Accounting and long-tail liabilities: the case of asbestos

Lee Moerman and van der Laan, March 2013. The interaction of the financial uncertainty arising from asbestos in a period of economic downturn provides an opportunity to explore corporate disclosures and issues of accountability and has the potential to inform standard-setting, social and environmental accounting and accounting for long-tail liabilities as well as corporate accounting issues associated with toxic products more generally. This report uses silent and shadow reporting to construct alternative accounting narratives of former asbestos mining and manufacturing companies in the Australian context and resonates with other jurisdictions facing similar issues in corporate reporting and accountability. (Ref: RR-130)


ACCA research report no. 130

Lee Moerman
School of Accounting and Finance, University of Wollongong

Sandra van der Laan
University of Sydney Business School. The University of Sydney

Long-tail liabilities arising from occupational and environmental exposure to toxic products from the mining and manufacturing industries creates a ‘manufactured uncertainty’ for corporations (Michaels and Monforton 2005). These toxic products include tobacco, beryllium, benzene, chromium, lead, pharmaceuticals and, importantly, asbestos. Asbestos provides a unique case of a long-tail liability because asbestosis and mesothelioma are both sequelae (pathological consequences) of asbestos exposure with long latency periods that exacerbate uncertainty about the timing and amount of workers’ compensation and product liability claims.

The increasing incidence of asbestos-related disease globally and the potential inadequacy of extant corporate reporting regimes to disclose asbestos-related corporate social responsibility information to stakeholders are under-researched. The increasing quantum and nature of claims require policymakers and regulators to provide appropriate mechanisms for reporting and ensuring appropriate provisioning for current and future asbestos claims. The asbestos case study provides a foundation for the development of accounting practices for long-tail liabilities from occupational and environmental exposure to toxic products more generally.

The aim of this research was to conduct a case study of the corporate disclosures relating to the uncertainty arising from long-tail liabilities, focusing on the asbestos industry in Australia.

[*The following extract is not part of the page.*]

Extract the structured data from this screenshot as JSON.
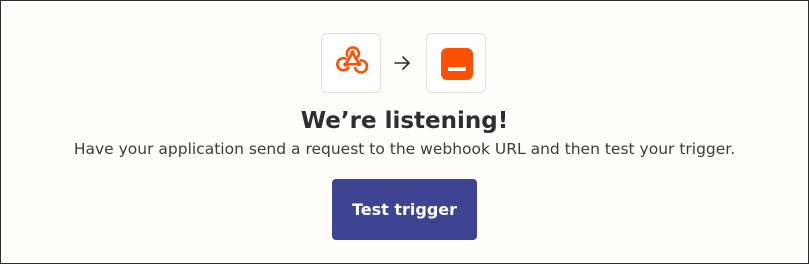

The interaction of financial uncertainty arising from asbestos liabilities with the consequences of a period of economic downturn provides a window for exploring corporate disclosures, both financial and narrative.